What you will do → An unchanged copy of each entry below is needed; keep the pictures out of it.

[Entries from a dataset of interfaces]
+++
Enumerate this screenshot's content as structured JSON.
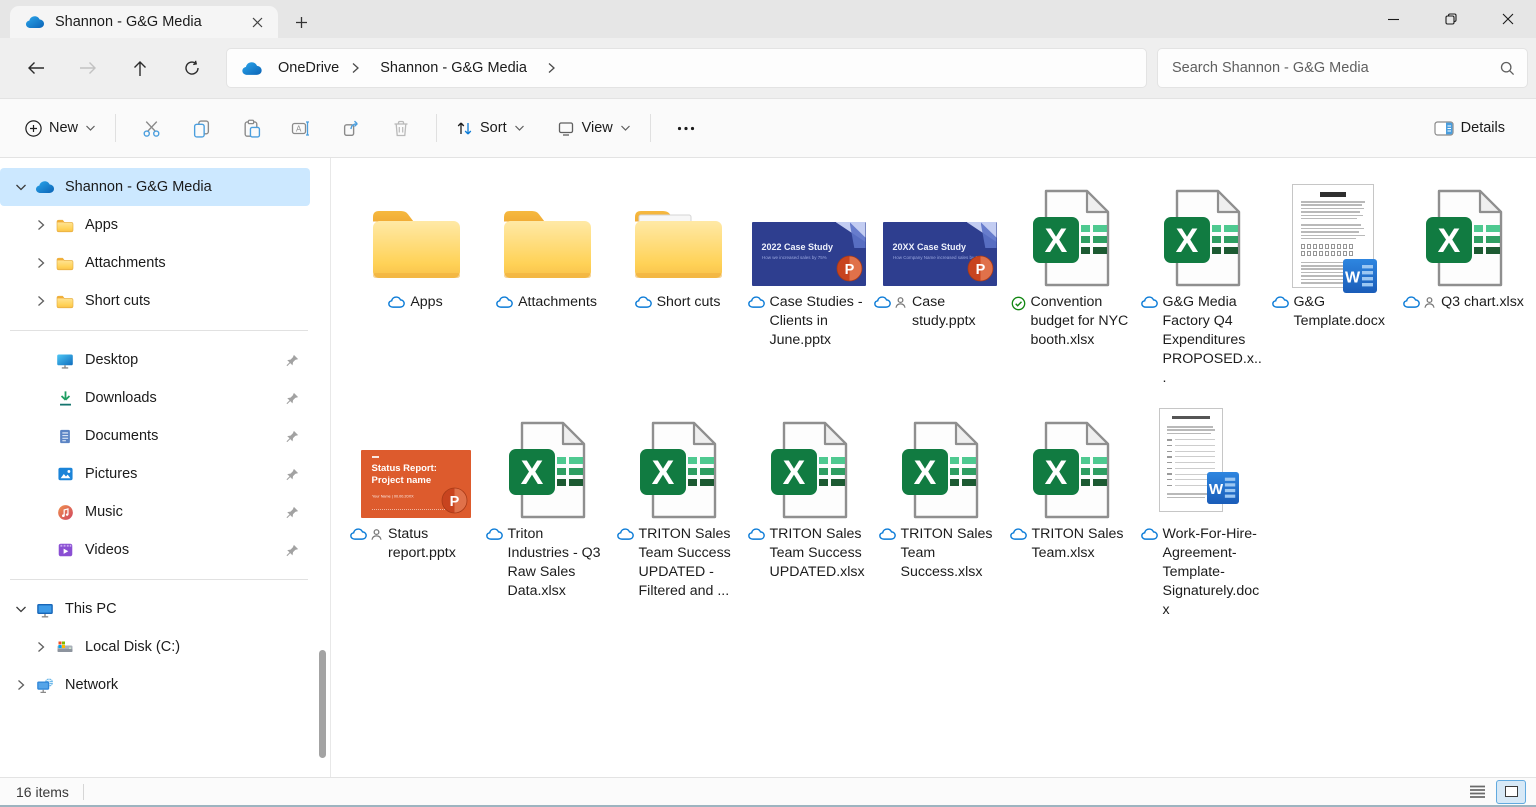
{
  "tab": {
    "title": "Shannon - G&G Media"
  },
  "nav": {
    "breadcrumb": [
      {
        "label": "OneDrive"
      },
      {
        "label": "Shannon - G&G Media"
      }
    ],
    "search_placeholder": "Search Shannon - G&G Media"
  },
  "toolbar": {
    "new": "New",
    "sort": "Sort",
    "view": "View",
    "details": "Details"
  },
  "sidebar": {
    "tree": [
      {
        "label": "Shannon - G&G Media",
        "icon": "onedrive",
        "chevron": "down",
        "indent": 0,
        "selected": true
      },
      {
        "label": "Apps",
        "icon": "folder",
        "chevron": "right",
        "indent": 1
      },
      {
        "label": "Attachments",
        "icon": "folder",
        "chevron": "right",
        "indent": 1
      },
      {
        "label": "Short cuts",
        "icon": "folder",
        "chevron": "right",
        "indent": 1
      },
      {
        "divider": true
      },
      {
        "label": "Desktop",
        "icon": "desktop",
        "indent": 1,
        "pinned": true
      },
      {
        "label": "Downloads",
        "icon": "downloads",
        "indent": 1,
        "pinned": true
      },
      {
        "label": "Documents",
        "icon": "documents",
        "indent": 1,
        "pinned": true
      },
      {
        "label": "Pictures",
        "icon": "pictures",
        "indent": 1,
        "pinned": true
      },
      {
        "label": "Music",
        "icon": "music",
        "indent": 1,
        "pinned": true
      },
      {
        "label": "Videos",
        "icon": "videos",
        "indent": 1,
        "pinned": true
      },
      {
        "divider": true
      },
      {
        "label": "This PC",
        "icon": "thispc",
        "chevron": "down",
        "indent": 0
      },
      {
        "label": "Local Disk (C:)",
        "icon": "disk",
        "chevron": "right",
        "indent": 1
      },
      {
        "label": "Network",
        "icon": "network",
        "chevron": "right",
        "indent": 0
      }
    ]
  },
  "files": [
    {
      "name": "Apps",
      "type": "folder",
      "status": [
        "cloud"
      ]
    },
    {
      "name": "Attachments",
      "type": "folder",
      "status": [
        "cloud"
      ]
    },
    {
      "name": "Short cuts",
      "type": "folder",
      "variant": "paper",
      "status": [
        "cloud"
      ]
    },
    {
      "name": "Case Studies - Clients in June.pptx",
      "type": "pptx-blue",
      "status": [
        "cloud"
      ],
      "thumb_title": "2022 Case Study",
      "thumb_sub": "How we increased sales by 75%"
    },
    {
      "name": "Case study.pptx",
      "type": "pptx-blue",
      "status": [
        "cloud",
        "people"
      ],
      "thumb_title": "20XX Case Study",
      "thumb_sub": "How Company Name increased sales by 75%"
    },
    {
      "name": "Convention budget for NYC booth.xlsx",
      "type": "xlsx",
      "status": [
        "check"
      ]
    },
    {
      "name": "G&G Media Factory Q4 Expenditures PROPOSED.x...",
      "type": "xlsx",
      "status": [
        "cloud"
      ]
    },
    {
      "name": "G&G Template.docx",
      "type": "docx",
      "status": [
        "cloud"
      ]
    },
    {
      "name": "Q3 chart.xlsx",
      "type": "xlsx",
      "status": [
        "cloud",
        "people"
      ]
    },
    {
      "name": "Status report.pptx",
      "type": "pptx-orange",
      "status": [
        "cloud",
        "people"
      ],
      "thumb_title": "Status Report:",
      "thumb_line2": "Project name",
      "thumb_footer": "Your Name | 00.00.20XX"
    },
    {
      "name": "Triton Industries - Q3 Raw Sales Data.xlsx",
      "type": "xlsx",
      "status": [
        "cloud"
      ]
    },
    {
      "name": "TRITON Sales Team Success UPDATED - Filtered and ...",
      "type": "xlsx",
      "status": [
        "cloud"
      ]
    },
    {
      "name": "TRITON Sales Team Success UPDATED.xlsx",
      "type": "xlsx",
      "status": [
        "cloud"
      ]
    },
    {
      "name": "TRITON Sales Team Success.xlsx",
      "type": "xlsx",
      "status": [
        "cloud"
      ]
    },
    {
      "name": "TRITON Sales Team.xlsx",
      "type": "xlsx",
      "status": [
        "cloud"
      ]
    },
    {
      "name": "Work-For-Hire-Agreement-Template-Signaturely.docx",
      "type": "docx-form",
      "status": [
        "cloud"
      ]
    }
  ],
  "statusbar": {
    "count": "16 items"
  },
  "colors": {
    "selection": "#cce8ff",
    "accent": "#0067c0",
    "excel_green": "#107c41",
    "folder_yellow": "#ffce55",
    "ppt_blue": "#2e3e8f",
    "ppt_orange": "#dd5b2d",
    "word_blue": "#2b7cd3"
  }
}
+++
Exercise answer →
Enumerate this screenshot's content as structured JSON.
{
  "tab": {
    "title": "Shannon - G&G Media"
  },
  "nav": {
    "breadcrumb": [
      {
        "label": "OneDrive"
      },
      {
        "label": "Shannon - G&G Media"
      }
    ],
    "search_placeholder": "Search Shannon - G&G Media"
  },
  "toolbar": {
    "new": "New",
    "sort": "Sort",
    "view": "View",
    "details": "Details"
  },
  "sidebar": {
    "tree": [
      {
        "label": "Shannon - G&G Media",
        "icon": "onedrive",
        "chevron": "down",
        "indent": 0,
        "selected": true
      },
      {
        "label": "Apps",
        "icon": "folder",
        "chevron": "right",
        "indent": 1
      },
      {
        "label": "Attachments",
        "icon": "folder",
        "chevron": "right",
        "indent": 1
      },
      {
        "label": "Short cuts",
        "icon": "folder",
        "chevron": "right",
        "indent": 1
      },
      {
        "divider": true
      },
      {
        "label": "Desktop",
        "icon": "desktop",
        "indent": 1,
        "pinned": true
      },
      {
        "label": "Downloads",
        "icon": "downloads",
        "indent": 1,
        "pinned": true
      },
      {
        "label": "Documents",
        "icon": "documents",
        "indent": 1,
        "pinned": true
      },
      {
        "label": "Pictures",
        "icon": "pictures",
        "indent": 1,
        "pinned": true
      },
      {
        "label": "Music",
        "icon": "music",
        "indent": 1,
        "pinned": true
      },
      {
        "label": "Videos",
        "icon": "videos",
        "indent": 1,
        "pinned": true
      },
      {
        "divider": true
      },
      {
        "label": "This PC",
        "icon": "thispc",
        "chevron": "down",
        "indent": 0
      },
      {
        "label": "Local Disk (C:)",
        "icon": "disk",
        "chevron": "right",
        "indent": 1
      },
      {
        "label": "Network",
        "icon": "network",
        "chevron": "right",
        "indent": 0
      }
    ]
  },
  "files": [
    {
      "name": "Apps",
      "type": "folder",
      "status": [
        "cloud"
      ]
    },
    {
      "name": "Attachments",
      "type": "folder",
      "status": [
        "cloud"
      ]
    },
    {
      "name": "Short cuts",
      "type": "folder",
      "variant": "paper",
      "status": [
        "cloud"
      ]
    },
    {
      "name": "Case Studies - Clients in June.pptx",
      "type": "pptx-blue",
      "status": [
        "cloud"
      ],
      "thumb_title": "2022 Case Study",
      "thumb_sub": "How we increased sales by 75%"
    },
    {
      "name": "Case study.pptx",
      "type": "pptx-blue",
      "status": [
        "cloud",
        "people"
      ],
      "thumb_title": "20XX Case Study",
      "thumb_sub": "How Company Name increased sales by 75%"
    },
    {
      "name": "Convention budget for NYC booth.xlsx",
      "type": "xlsx",
      "status": [
        "check"
      ]
    },
    {
      "name": "G&G Media Factory Q4 Expenditures PROPOSED.x...",
      "type": "xlsx",
      "status": [
        "cloud"
      ]
    },
    {
      "name": "G&G Template.docx",
      "type": "docx",
      "status": [
        "cloud"
      ]
    },
    {
      "name": "Q3 chart.xlsx",
      "type": "xlsx",
      "status": [
        "cloud",
        "people"
      ]
    },
    {
      "name": "Status report.pptx",
      "type": "pptx-orange",
      "status": [
        "cloud",
        "people"
      ],
      "thumb_title": "Status Report:",
      "thumb_line2": "Project name",
      "thumb_footer": "Your Name | 00.00.20XX"
    },
    {
      "name": "Triton Industries - Q3 Raw Sales Data.xlsx",
      "type": "xlsx",
      "status": [
        "cloud"
      ]
    },
    {
      "name": "TRITON Sales Team Success UPDATED - Filtered and ...",
      "type": "xlsx",
      "status": [
        "cloud"
      ]
    },
    {
      "name": "TRITON Sales Team Success UPDATED.xlsx",
      "type": "xlsx",
      "status": [
        "cloud"
      ]
    },
    {
      "name": "TRITON Sales Team Success.xlsx",
      "type": "xlsx",
      "status": [
        "cloud"
      ]
    },
    {
      "name": "TRITON Sales Team.xlsx",
      "type": "xlsx",
      "status": [
        "cloud"
      ]
    },
    {
      "name": "Work-For-Hire-Agreement-Template-Signaturely.docx",
      "type": "docx-form",
      "status": [
        "cloud"
      ]
    }
  ],
  "statusbar": {
    "count": "16 items"
  },
  "colors": {
    "selection": "#cce8ff",
    "accent": "#0067c0",
    "excel_green": "#107c41",
    "folder_yellow": "#ffce55",
    "ppt_blue": "#2e3e8f",
    "ppt_orange": "#dd5b2d",
    "word_blue": "#2b7cd3"
  }
}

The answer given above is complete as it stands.